Outstanding abilities are present in students from all cultural groups, across all economic divisions, and in all areas of human behavior. A common myth about gifted students is that if they are gifted in one academic area, they are gifted in all areas. A second myth is that these students can make it on their own, with limited support and guidance from teachers. In truth, gifted students have areas of strength and weakness; and they may need specialized support in areas besides academics.
Students who do not struggle with academic endeavors have to deal with being lauded as a model student. They feel like impostors. Because the work is not as hard for them, they know that they did not master the tasks assigned to them. Many feel sorry that the assignments are too easy, and others no longer care. Some academically gifted students are seemingly attentive while reading their novels hidden within their books, others ask questions that lead to class discussions and tangents, which destroy the teacher’s lesson plan. Some refuse to participate in activities or work that does not interest them. How can teachers make a difference for these students? How can they be challenged and inspired without leaving the rest of the class “in the dust”?

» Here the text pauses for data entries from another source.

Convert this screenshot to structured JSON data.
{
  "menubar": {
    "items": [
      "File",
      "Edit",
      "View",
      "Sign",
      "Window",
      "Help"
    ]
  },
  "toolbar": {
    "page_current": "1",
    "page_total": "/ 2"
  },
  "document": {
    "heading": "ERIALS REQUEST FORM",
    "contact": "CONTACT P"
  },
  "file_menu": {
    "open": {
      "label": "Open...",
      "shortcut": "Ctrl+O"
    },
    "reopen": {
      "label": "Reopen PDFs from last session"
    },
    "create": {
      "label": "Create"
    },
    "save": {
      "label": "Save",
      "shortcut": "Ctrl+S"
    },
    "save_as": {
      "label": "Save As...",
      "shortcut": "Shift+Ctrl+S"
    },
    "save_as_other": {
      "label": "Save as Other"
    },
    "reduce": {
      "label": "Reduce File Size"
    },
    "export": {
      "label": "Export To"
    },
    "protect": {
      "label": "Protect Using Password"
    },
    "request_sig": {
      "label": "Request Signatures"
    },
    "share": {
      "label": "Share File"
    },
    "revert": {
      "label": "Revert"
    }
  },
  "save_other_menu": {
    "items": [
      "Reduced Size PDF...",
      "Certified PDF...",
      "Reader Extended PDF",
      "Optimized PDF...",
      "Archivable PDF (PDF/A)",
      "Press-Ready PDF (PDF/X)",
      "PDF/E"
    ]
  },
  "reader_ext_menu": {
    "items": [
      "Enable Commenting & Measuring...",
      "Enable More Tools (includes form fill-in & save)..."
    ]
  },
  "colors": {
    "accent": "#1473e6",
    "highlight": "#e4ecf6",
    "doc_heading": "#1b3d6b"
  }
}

Some of the tools a teacher can use are tiered lessons and assignments and providing a differentiated classroom for all students. Teachers also need to make sure all students receive emotional support and guidance, which make learning possible.

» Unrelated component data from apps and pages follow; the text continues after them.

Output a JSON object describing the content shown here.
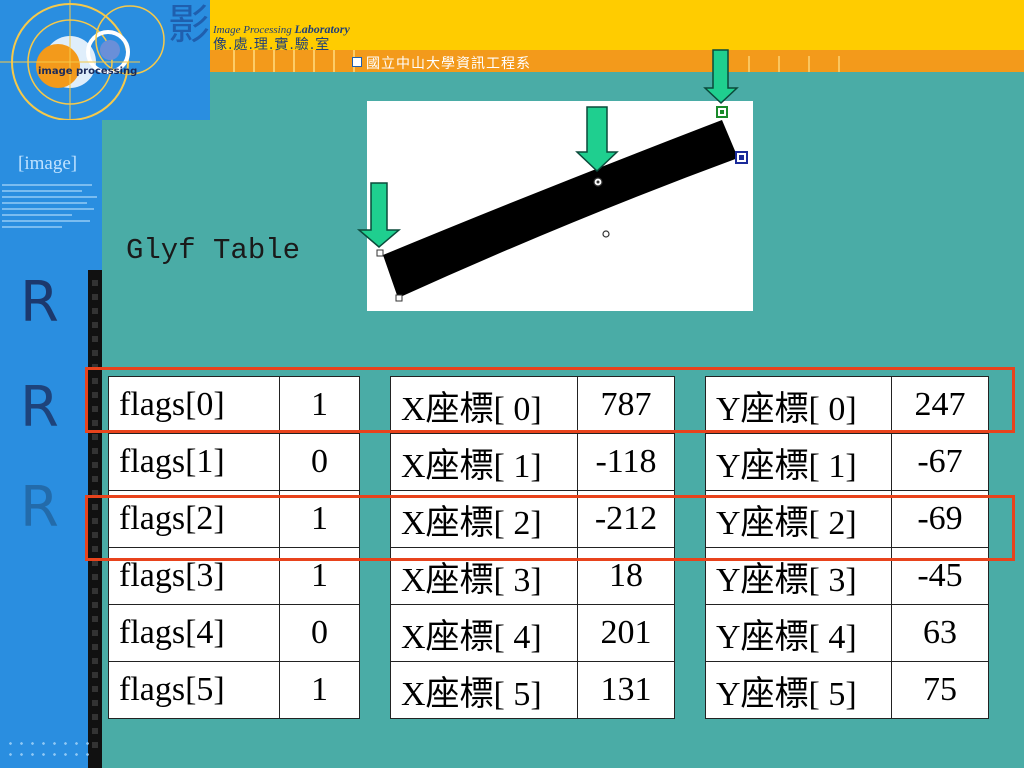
{
  "header": {
    "logo_word": "image processing",
    "calligraphy": "影",
    "lab_en_prefix": "Image Processing",
    "lab_en_main": "Laboratory",
    "lab_zh": "像.處.理.實.驗.室",
    "department": "國立中山大學資訊工程系"
  },
  "sidebar": {
    "image_word": "[image]",
    "letters": [
      "R",
      "R",
      "R"
    ]
  },
  "slide": {
    "label": "Glyf Table"
  },
  "tables": {
    "flags": [
      {
        "label": "flags[0]",
        "value": "1"
      },
      {
        "label": "flags[1]",
        "value": "0"
      },
      {
        "label": "flags[2]",
        "value": "1"
      },
      {
        "label": "flags[3]",
        "value": "1"
      },
      {
        "label": "flags[4]",
        "value": "0"
      },
      {
        "label": "flags[5]",
        "value": "1"
      }
    ],
    "x": [
      {
        "label": "X座標[ 0]",
        "value": "787"
      },
      {
        "label": "X座標[ 1]",
        "value": "-118"
      },
      {
        "label": "X座標[ 2]",
        "value": "-212"
      },
      {
        "label": "X座標[ 3]",
        "value": "18"
      },
      {
        "label": "X座標[ 4]",
        "value": "201"
      },
      {
        "label": "X座標[ 5]",
        "value": "131"
      }
    ],
    "y": [
      {
        "label": "Y座標[ 0]",
        "value": "247"
      },
      {
        "label": "Y座標[ 1]",
        "value": "-67"
      },
      {
        "label": "Y座標[ 2]",
        "value": "-69"
      },
      {
        "label": "Y座標[ 3]",
        "value": "-45"
      },
      {
        "label": "Y座標[ 4]",
        "value": "63"
      },
      {
        "label": "Y座標[ 5]",
        "value": "75"
      }
    ]
  },
  "colors": {
    "background": "#4aaca6",
    "sidebar": "#2a8ee0",
    "header_yellow": "#ffcc00",
    "header_orange": "#f39a1b",
    "highlight": "#e8431c",
    "arrow": "#1fcf8f"
  }
}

When using tiered lessons and assignments, it is best to plan three to six different exercises that focus on the same central idea, but use resource materials and activities of different complexity. Tiered lessons offer students a match between their personal learning level and the subject content. They allow students to challenge themselves. The lessons should not be so challenging that they cause frustration for the students.

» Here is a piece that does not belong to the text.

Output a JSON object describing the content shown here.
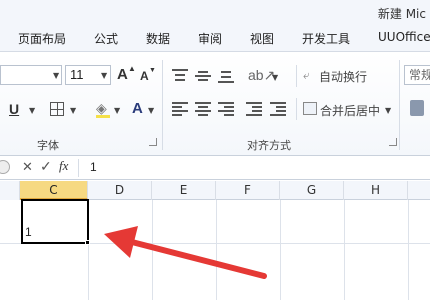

Flexibility is a hallmark of a differentiated classroom. The goals of this type of classroom are maximum growth and individual success. In this type of classroom, the teacher needs to understand, appreciate, and build upon their students’ differences. Assignments and instructions need to be recognized as inseparable. The teacher can adjust content, process, and product in response to students’ readiness, interests, and learning ability so that all students can participate in work challenging enough for them.